Consumer at-home genetics testing through companies like AncestryDNA and 23andMe is a booming business. The market was valued at $70 million in 2015, and is expected to increase to $340 million by 2022, thanks to curious people who want to know where their ancestors came from and any genetic health challenges they should be aware of. The problem? Your DNA might not be as safe as you think when you send it off to be tested.

In light of the Sony Studios and Equifax hacking scandals, we all know the consequences and potential dangers of our information being hacked. Some privacy concerns are out of our control, but what about the times when we give access to our data away without knowing it?

You might think your genetics information is private and only accessed with your consent, but in reality, DNA testing companies have far more access to sensitive information. These companies have broad powers as to how they can use your data once you have sent your DNA sample to be tested, despite the agreements you sign showing that they don’t actually own your data.

Gizmodo wrote a revealing feature about the potential pitfalls of signing up with a DNA testing company, and how easily our DNA can be exploited.

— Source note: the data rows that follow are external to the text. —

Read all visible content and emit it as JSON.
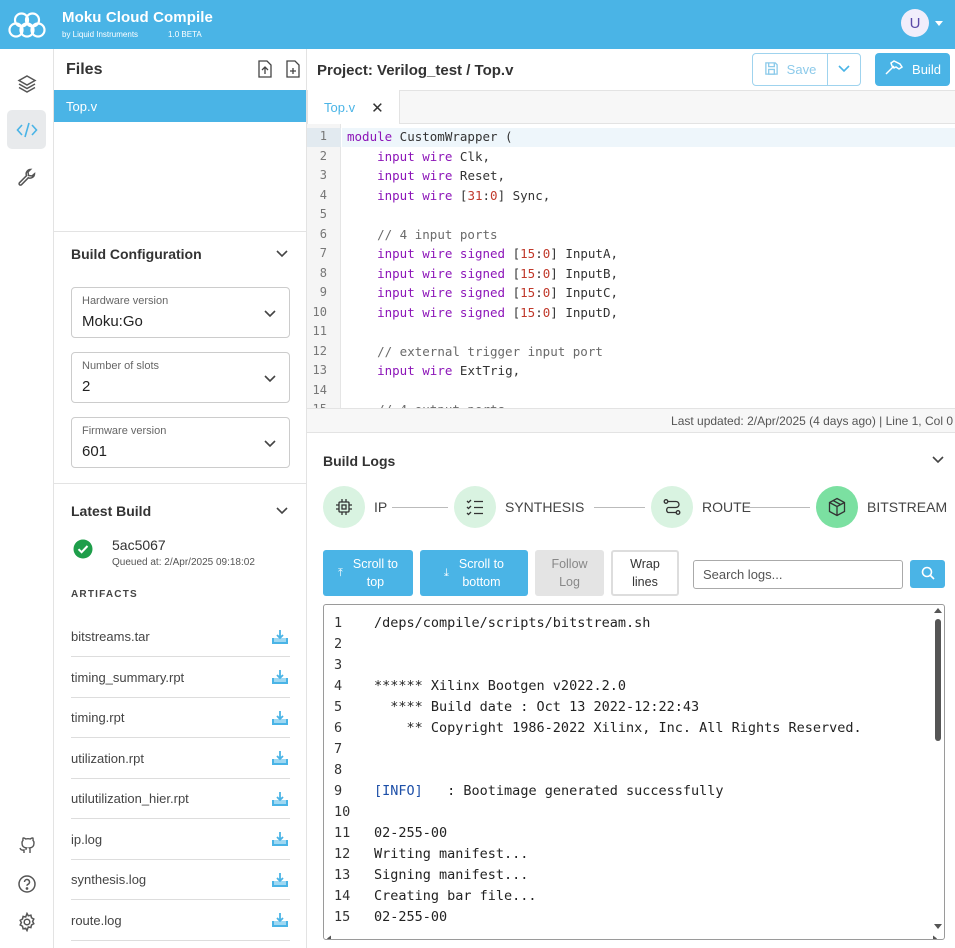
{
  "app": {
    "title": "Moku Cloud Compile",
    "subtitle": "by Liquid Instruments",
    "version": "1.0 BETA",
    "user_initial": "U"
  },
  "colors": {
    "accent": "#4ab4e6",
    "success": "#1e9e4a",
    "stage_bg": "#d9f3e1",
    "stage_done": "#7be0a1"
  },
  "files_panel": {
    "title": "Files",
    "files": [
      "Top.v"
    ]
  },
  "build_config": {
    "title": "Build Configuration",
    "hardware": {
      "label": "Hardware version",
      "value": "Moku:Go"
    },
    "slots": {
      "label": "Number of slots",
      "value": "2"
    },
    "firmware": {
      "label": "Firmware version",
      "value": "601"
    }
  },
  "latest_build": {
    "title": "Latest Build",
    "id": "5ac5067",
    "queued": "Queued at: 2/Apr/2025 09:18:02",
    "artifacts_title": "ARTIFACTS",
    "artifacts": [
      "bitstreams.tar",
      "timing_summary.rpt",
      "timing.rpt",
      "utilization.rpt",
      "utilutilization_hier.rpt",
      "ip.log",
      "synthesis.log",
      "route.log"
    ]
  },
  "project": {
    "title": "Project:  Verilog_test / Top.v",
    "save_label": "Save",
    "build_label": "Build"
  },
  "editor": {
    "tab": "Top.v",
    "status": "Last updated: 2/Apr/2025 (4 days ago) | Line 1, Col 0"
  },
  "build_logs": {
    "title": "Build Logs",
    "stages": [
      "IP",
      "SYNTHESIS",
      "ROUTE",
      "BITSTREAM"
    ],
    "buttons": {
      "scroll_top": [
        "Scroll to",
        "top"
      ],
      "scroll_bottom": [
        "Scroll to",
        "bottom"
      ],
      "follow": [
        "Follow",
        "Log"
      ],
      "wrap": [
        "Wrap",
        "lines"
      ]
    },
    "search_placeholder": "Search logs...",
    "lines": [
      "/deps/compile/scripts/bitstream.sh",
      "",
      "",
      "****** Xilinx Bootgen v2022.2.0",
      "  **** Build date : Oct 13 2022-12:22:43",
      "    ** Copyright 1986-2022 Xilinx, Inc. All Rights Reserved.",
      "",
      "",
      "[INFO]   : Bootimage generated successfully",
      "",
      "02-255-00",
      "Writing manifest...",
      "Signing manifest...",
      "Creating bar file...",
      "02-255-00"
    ]
  }
}
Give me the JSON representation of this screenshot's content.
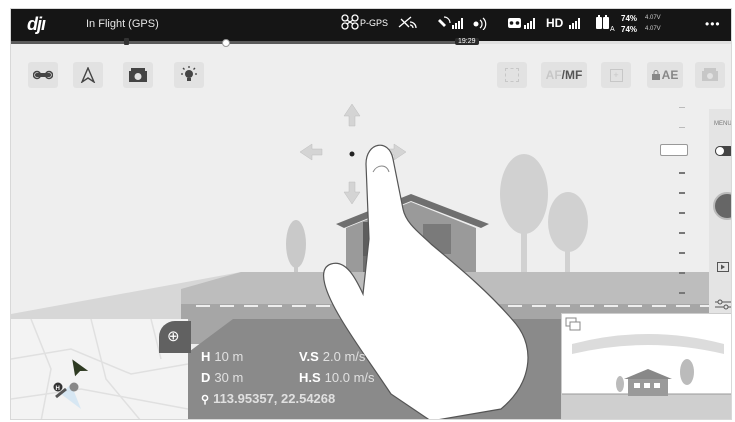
{
  "topbar": {
    "logo": "djı",
    "flight_status": "In Flight (GPS)",
    "gps_mode": "P-GPS",
    "hd_label": "HD",
    "battery": {
      "pct_top": "74%",
      "volt_top": "4.07V",
      "pct_bottom": "74%",
      "volt_bottom": "4.07V"
    },
    "more": "•••"
  },
  "timeline": {
    "time": "19:29"
  },
  "toolbar": {
    "af_label": "AF",
    "mf_label": "/MF",
    "ae_label": "AE"
  },
  "right_panel": {
    "menu_label": "MENU"
  },
  "telemetry": {
    "h_label": "H",
    "h_value": "10 m",
    "vs_label": "V.S",
    "vs_value": "2.0 m/s",
    "d_label": "D",
    "d_value": "30 m",
    "hs_label": "H.S",
    "hs_value": "10.0 m/s",
    "coordinates": "113.95357, 22.54268"
  },
  "map": {
    "home_marker": "H"
  },
  "colors": {
    "topbar_bg": "#151515",
    "scene_bg": "#eeeeee",
    "road": "#a6a6a6",
    "telemetry_bg": "#8a8a8a"
  },
  "icons": [
    "drone-icon",
    "satellite-icon",
    "remote-controller-icon",
    "battery-icon",
    "camera-settings-icon",
    "ae-lock-icon",
    "camera-icon",
    "target-icon",
    "playback-icon",
    "settings-sliders-icon",
    "arrow-up-icon",
    "arrow-down-icon",
    "arrow-left-icon",
    "arrow-right-icon",
    "location-pin-icon"
  ]
}
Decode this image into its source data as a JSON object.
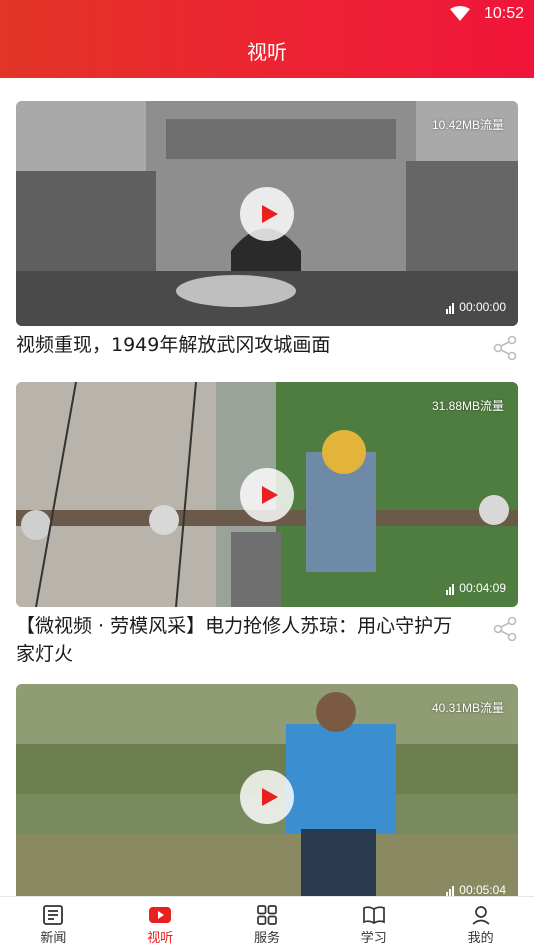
{
  "status": {
    "time": "10:52"
  },
  "header": {
    "title": "视听"
  },
  "videos": [
    {
      "title": "视频重现，1949年解放武冈攻城画面",
      "size": "10.42MB流量",
      "duration": "00:00:00"
    },
    {
      "title": "【微视频 · 劳模风采】电力抢修人苏琼：用心守护万家灯火",
      "size": "31.88MB流量",
      "duration": "00:04:09"
    },
    {
      "title": "",
      "size": "40.31MB流量",
      "duration": "00:05:04"
    }
  ],
  "tabs": [
    {
      "label": "新闻",
      "icon": "news-icon"
    },
    {
      "label": "视听",
      "icon": "video-play-icon"
    },
    {
      "label": "服务",
      "icon": "grid-icon"
    },
    {
      "label": "学习",
      "icon": "book-icon"
    },
    {
      "label": "我的",
      "icon": "profile-icon"
    }
  ],
  "colors": {
    "accent": "#e8201f",
    "header_start": "#e23427",
    "header_end": "#f0153a"
  }
}
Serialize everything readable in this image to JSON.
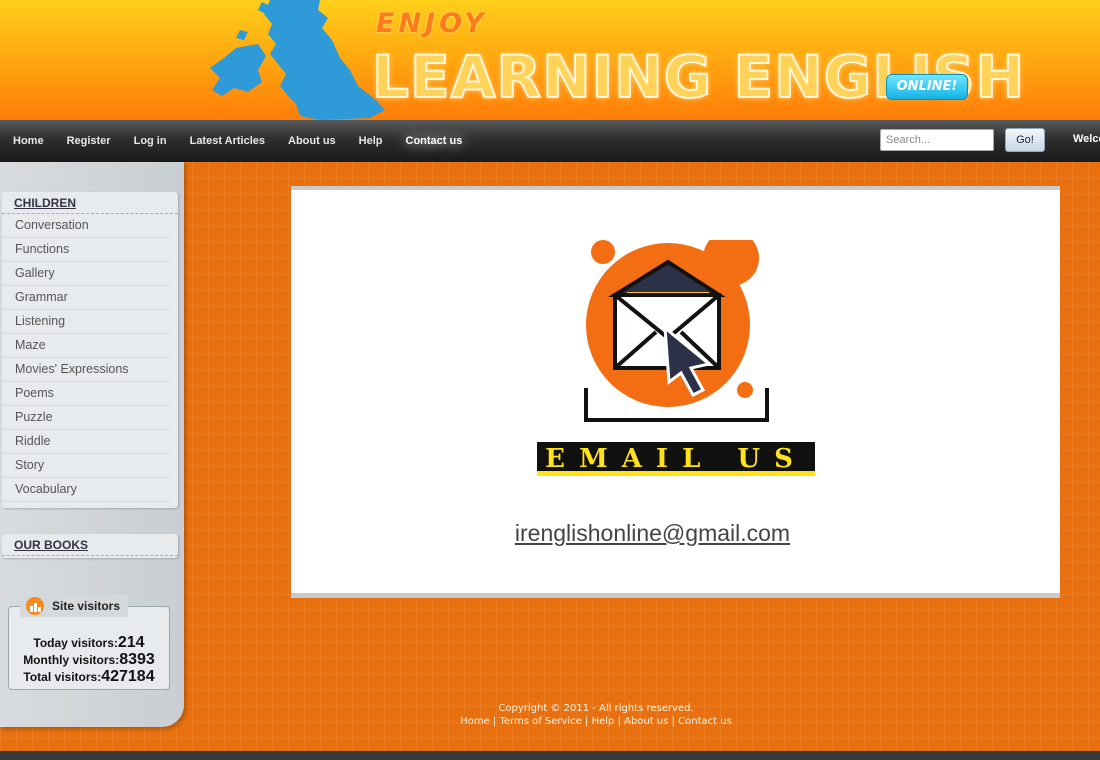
{
  "header": {
    "enjoy": "ENJOY",
    "brand": "LEARNING ENGLISH",
    "badge": "ONLINE!"
  },
  "nav": {
    "links": [
      "Home",
      "Register",
      "Log in",
      "Latest Articles",
      "About us",
      "Help",
      "Contact us"
    ],
    "active": "Contact us",
    "search_placeholder": "Search...",
    "go_label": "Go!",
    "welcome": "Welco"
  },
  "sidebar": {
    "children_title": "CHILDREN",
    "children_items": [
      "Conversation",
      "Functions",
      "Gallery",
      "Grammar",
      "Listening",
      "Maze",
      "Movies' Expressions",
      "Poems",
      "Puzzle",
      "Riddle",
      "Story",
      "Vocabulary"
    ],
    "books_title": "OUR BOOKS",
    "visitors": {
      "title": "Site visitors",
      "today_label": "Today visitors:",
      "today": "214",
      "monthly_label": "Monthly visitors:",
      "monthly": "8393",
      "total_label": "Total visitors:",
      "total": "427184"
    }
  },
  "main": {
    "banner": "EMAIL US",
    "email": "irenglishonline@gmail.com"
  },
  "footer": {
    "copyright": "Copyright © 2011 - All rights reserved.",
    "links": [
      "Home",
      "Terms of Service",
      "Help",
      "About us",
      "Contact us"
    ]
  },
  "colors": {
    "page_orange": "#e8700e",
    "nav_dark": "#1a1a1a",
    "banner_yellow": "#ffe21a",
    "badge_blue": "#13b3e2"
  }
}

Your genes contain revealing information about your health, relationships, personality, and family history that, like a social security number, could be easily abused.

While companies can’t claim ownership of your DNA, they can claim ownership of the sample you send, the testing they conduct on it, and the resulting information they collect. In other words, they own the rights to the process. So if they want to use your DNA sample to test something – say for research purposes twenty years from now – the language in the agreement customers sign says they can do so if they choose.

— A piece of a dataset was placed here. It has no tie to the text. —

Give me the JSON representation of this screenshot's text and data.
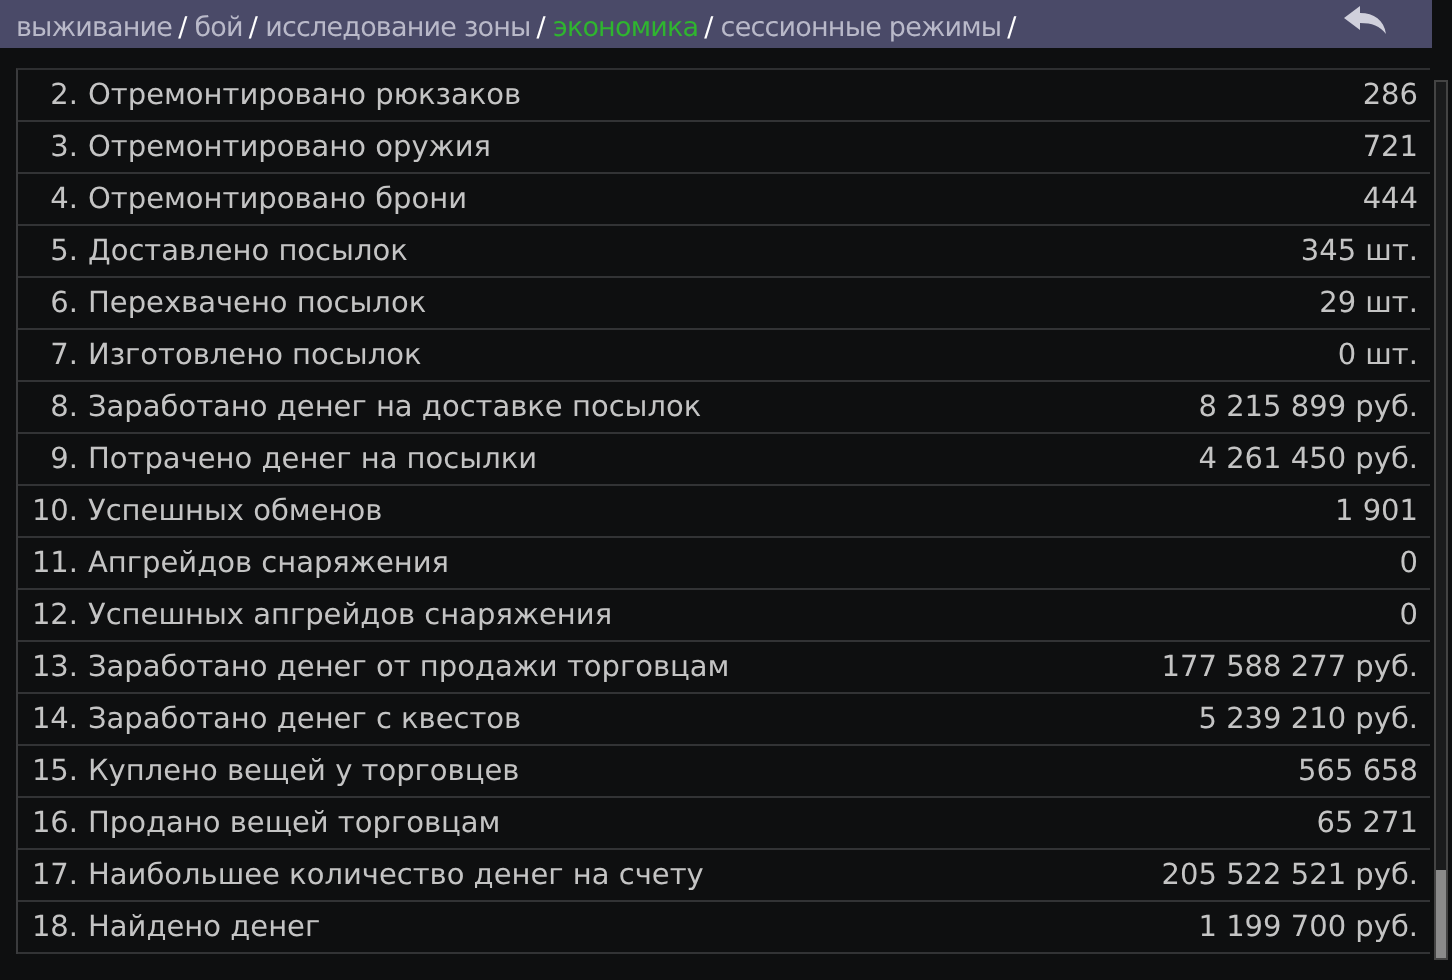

It’s also unclear who else access to your DNA once you send it in for testing. Genetics testing companies have third-party contracts with various testing partners – including pharmaceutical companies, labs and other organizations that can have access to your data. So your sample could be used for purposes that you aren’t aware of, by companies outside of the contract you signed with Ancestry or 23andMe, and the genetics companies can disclaim responsibility for it.

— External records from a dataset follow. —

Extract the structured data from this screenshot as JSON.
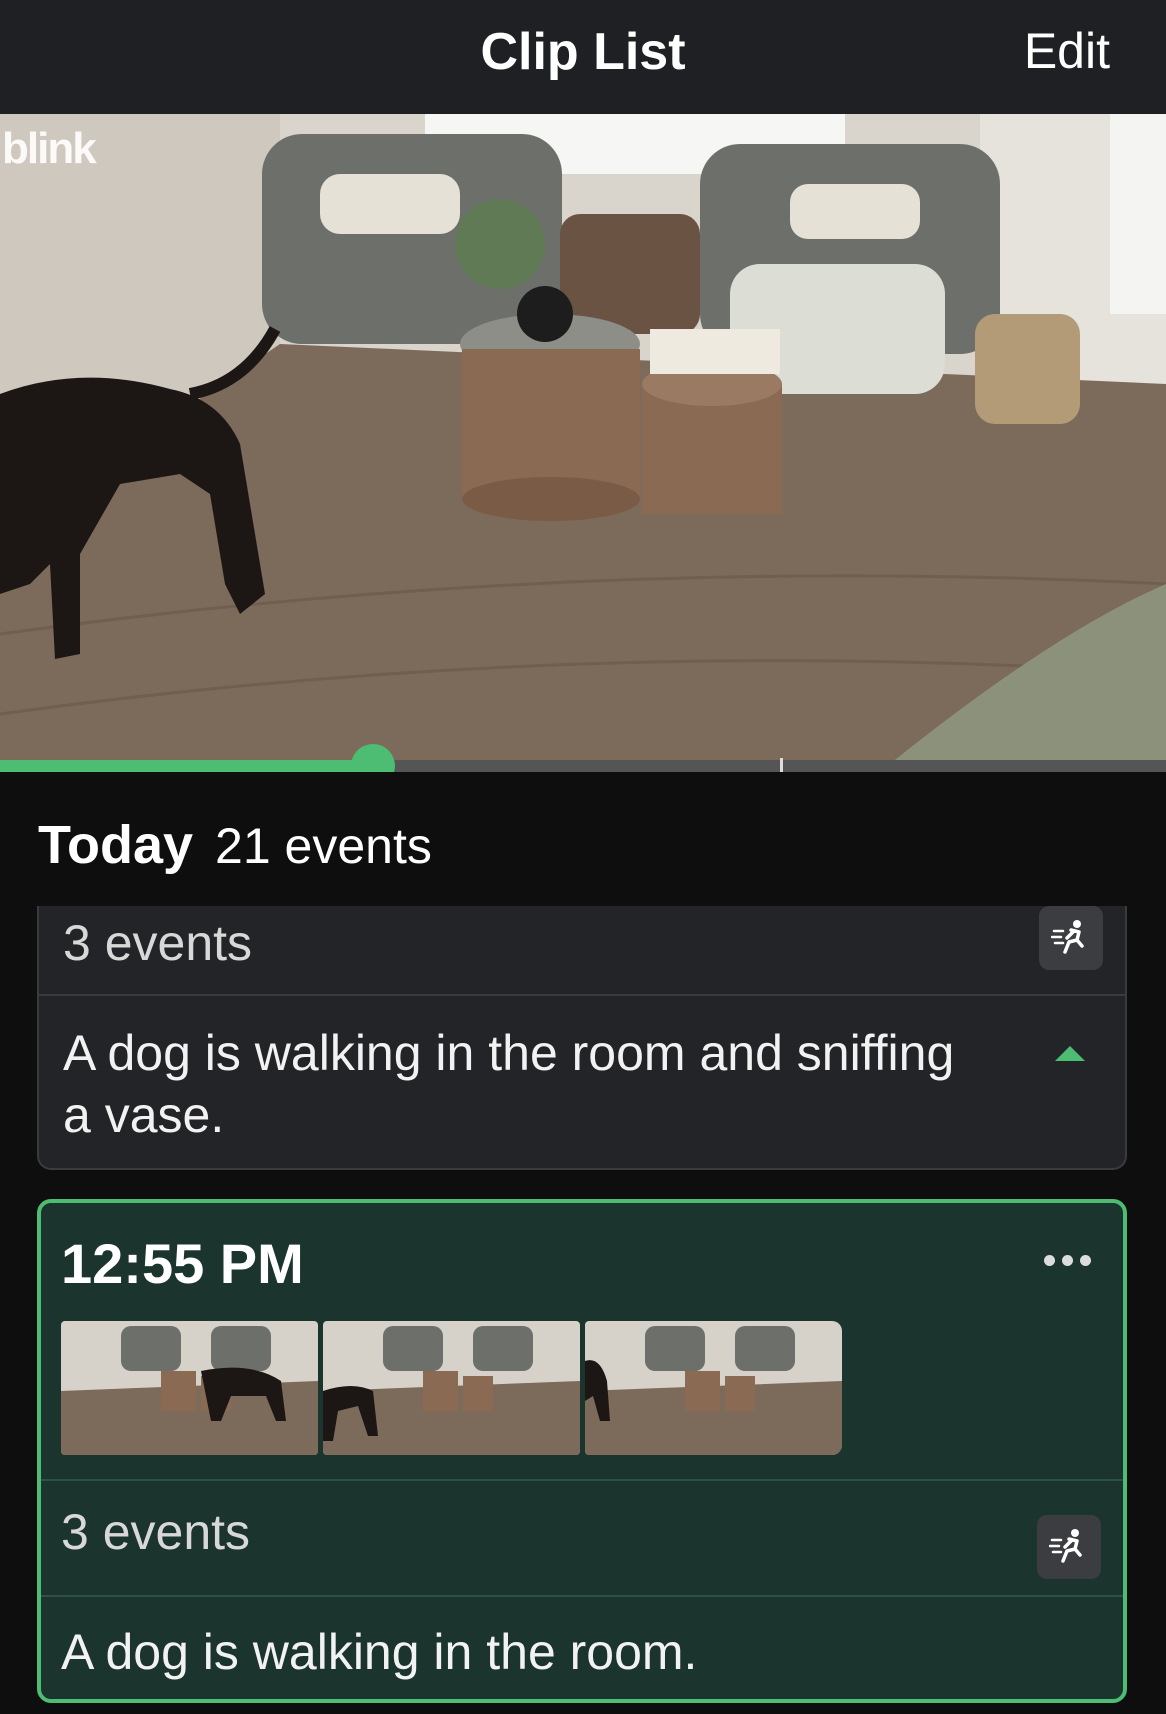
{
  "header": {
    "title": "Clip List",
    "edit_label": "Edit"
  },
  "video": {
    "watermark": "blink",
    "playback_progress": 0.32
  },
  "day_group": {
    "day_label": "Today",
    "count_label": "21 events"
  },
  "clips": [
    {
      "events_label": "3 events",
      "description": "A dog is walking in the room and sniffing a vase.",
      "motion_icon": "motion-runner-icon",
      "expanded": true
    },
    {
      "time": "12:55 PM",
      "events_label": "3 events",
      "description": "A dog is walking in the room.",
      "motion_icon": "motion-runner-icon",
      "more_icon": "more-dots-icon",
      "thumbnails": 3,
      "selected": true
    }
  ],
  "colors": {
    "accent": "#4cbd72",
    "header_bg": "#1f2023",
    "card_bg": "#232427",
    "selected_card_bg": "#1b342d"
  }
}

As Gizmodo states: “What’s not clear is who all of those third parties are and what kinds of rules the companies put in place to prevent those third parties from abusing the access to genetic information.”

The article also points out that these companies can make money off of your DNA, but you won’t see any residuals. For instance, if your genes provide the key to finding a cure for Lupus, you won’t realize any monetary benefit.

“Something as important as your genetic markers shouldn’t be thrown around lightly,” Petter Pitts, the president of the Center for Medicine in the Public Interest and a Former FDA Associate Commissioner told Gizmodo. “With all the best intentions, checking a box does not mean that your info is accurate or safe or protected.”